New Report Raises Questions about Pope Francis’ Response to Sex Abuse Scandal

The Pew Center’s Forum on Religion and Public Life is out with a new poll on American Catholics’ views on the new pope: almost three-quarters of them are “happy” with the choice, Pew reports. 

What should the new pope’s priorities be, for American Catholics? According to Pew, a top priority is dealing with the sex abuse scandal:

Seven-in-ten Catholics say that addressing the sex abuse scandal should be “a top priority” for Francis. U.S. Catholics as a whole attach less importance to other possible priorities on the list. But among Catholics who say they attend Mass at least once a week, roughly equal numbers cite “standing up for traditional moral values” (65%) and “addressing the sex abuse scandal” (63%) as top priorities for the new pope. By contrast, among Catholics overall 49% say that standing up for traditional moral values should be “a top priority” for Pope Francis. Roughly four-in-ten Catholics or fewer think that spreading the Catholic faith (39%), addressing the priest shortage (36%) and reforming the Vatican bureaucracy (35%) should be top priorities for the new pope.
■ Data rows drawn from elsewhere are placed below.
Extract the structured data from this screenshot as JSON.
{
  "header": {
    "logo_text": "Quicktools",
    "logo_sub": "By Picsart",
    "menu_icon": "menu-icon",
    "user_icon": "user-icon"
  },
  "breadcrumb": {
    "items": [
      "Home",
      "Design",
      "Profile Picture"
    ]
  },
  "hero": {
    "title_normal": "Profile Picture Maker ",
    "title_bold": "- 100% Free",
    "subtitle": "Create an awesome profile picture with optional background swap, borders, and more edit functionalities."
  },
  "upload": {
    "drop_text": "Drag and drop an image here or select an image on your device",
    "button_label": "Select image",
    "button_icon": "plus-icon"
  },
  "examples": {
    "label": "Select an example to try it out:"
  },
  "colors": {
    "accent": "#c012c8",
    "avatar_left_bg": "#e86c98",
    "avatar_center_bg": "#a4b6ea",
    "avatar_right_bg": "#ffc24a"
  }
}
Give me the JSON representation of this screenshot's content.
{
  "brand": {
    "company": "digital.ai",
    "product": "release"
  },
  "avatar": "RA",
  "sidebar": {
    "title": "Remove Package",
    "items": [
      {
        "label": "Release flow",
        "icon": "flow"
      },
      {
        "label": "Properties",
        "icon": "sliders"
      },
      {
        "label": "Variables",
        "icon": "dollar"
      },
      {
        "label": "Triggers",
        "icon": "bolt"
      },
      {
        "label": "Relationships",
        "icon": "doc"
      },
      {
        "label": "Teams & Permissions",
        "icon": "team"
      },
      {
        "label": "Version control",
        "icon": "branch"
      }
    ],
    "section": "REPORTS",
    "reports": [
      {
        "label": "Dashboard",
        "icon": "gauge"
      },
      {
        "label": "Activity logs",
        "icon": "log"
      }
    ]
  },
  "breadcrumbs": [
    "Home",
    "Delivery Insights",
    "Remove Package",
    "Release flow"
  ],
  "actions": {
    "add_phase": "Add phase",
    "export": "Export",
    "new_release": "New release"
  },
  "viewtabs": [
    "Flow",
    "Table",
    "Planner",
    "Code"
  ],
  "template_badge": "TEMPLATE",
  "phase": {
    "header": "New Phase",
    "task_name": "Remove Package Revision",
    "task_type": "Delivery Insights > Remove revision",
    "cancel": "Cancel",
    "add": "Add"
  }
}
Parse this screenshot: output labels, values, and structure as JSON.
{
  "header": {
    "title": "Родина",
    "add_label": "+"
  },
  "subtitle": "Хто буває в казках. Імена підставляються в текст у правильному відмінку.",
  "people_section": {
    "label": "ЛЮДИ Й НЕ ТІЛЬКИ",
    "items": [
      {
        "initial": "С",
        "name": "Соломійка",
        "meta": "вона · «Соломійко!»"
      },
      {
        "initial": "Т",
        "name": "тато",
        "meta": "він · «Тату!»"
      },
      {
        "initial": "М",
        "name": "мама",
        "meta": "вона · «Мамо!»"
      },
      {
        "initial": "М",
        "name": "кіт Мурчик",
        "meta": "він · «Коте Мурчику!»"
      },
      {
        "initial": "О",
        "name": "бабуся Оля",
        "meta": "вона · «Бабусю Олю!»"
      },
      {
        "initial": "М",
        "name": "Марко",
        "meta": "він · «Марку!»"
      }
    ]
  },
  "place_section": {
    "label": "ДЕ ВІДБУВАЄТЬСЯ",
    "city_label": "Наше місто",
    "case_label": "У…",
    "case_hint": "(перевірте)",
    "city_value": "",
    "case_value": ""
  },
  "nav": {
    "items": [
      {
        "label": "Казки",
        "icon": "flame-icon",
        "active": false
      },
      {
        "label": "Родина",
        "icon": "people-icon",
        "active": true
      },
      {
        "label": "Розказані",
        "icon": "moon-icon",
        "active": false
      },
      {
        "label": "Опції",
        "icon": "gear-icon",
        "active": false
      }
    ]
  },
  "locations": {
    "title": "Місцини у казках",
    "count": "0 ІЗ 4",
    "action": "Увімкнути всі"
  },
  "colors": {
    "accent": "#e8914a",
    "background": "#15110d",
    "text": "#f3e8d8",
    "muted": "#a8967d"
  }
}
This news coincides with an extensive report in the Washington Post on Pope Francis’ reaction (as Archbishop Bergoglio) to the sex abuse scandal in Argentina, which won’t inspire much confidence or optimism about his possible global response to the scandal as pope:

Father Julio Cesar Grassi was a celebrity in the Archdiocese of Buenos Aires. The young, dynamic, media-savvy priest networked with wealthy Argentines to fund an array of schools, orphanages and job training programs for poor and abandoned youths, winning praise from Argentine politicians and his superior, Archbishop Jorge Mario Bergoglio.

Grassi called his foundation Felices los Niños, “Happy Children.”

Yet in the years after Grassi’s conviction, Bergoglio—now Pope Francis—has declined to meet with the victim of the priest’s crimes or the victims of other predations by clergy under his leadership. He did not offer personal apologies or financial restitution, even in cases in which the crimes were denounced by other members of the church and the offending priests were sent to jail.

Grassi, the proprietor of the creepily-named “Happy Children” foundation was reportedly close to Bergoglio, according to the Post, and “was not expelled from the priesthood after the guilty verdict. Instead, church officials led by Bergoglio commissioned a lengthy private report arguing that Grassi was innocent.” Prosecutors maintain Grassi has avoided jail time owing to the report, despite being charged with molesting three boys as young as 9 years old, and being convicted of abusing one boy, the Post reports. Families who charged their children—one three years old—were abused by another priest, Father Mario Napoleon Sasso, say that Archbishop Bergoglio did not respond to their requests to see him about the abuse. Sasso was later convicted, sentenced to 17 years in prison, but has since been paroled.

Sarah Posner, author of God’s Profits: Faith, Fraud, and the Republican Crusade for Values Voters, covers politics and religion. Her work has appeared in The Washington Post, The Guardian, The Atlantic, The American ProspectThe NationSalon, and other publications. Follow her on TwitterRSS feed Email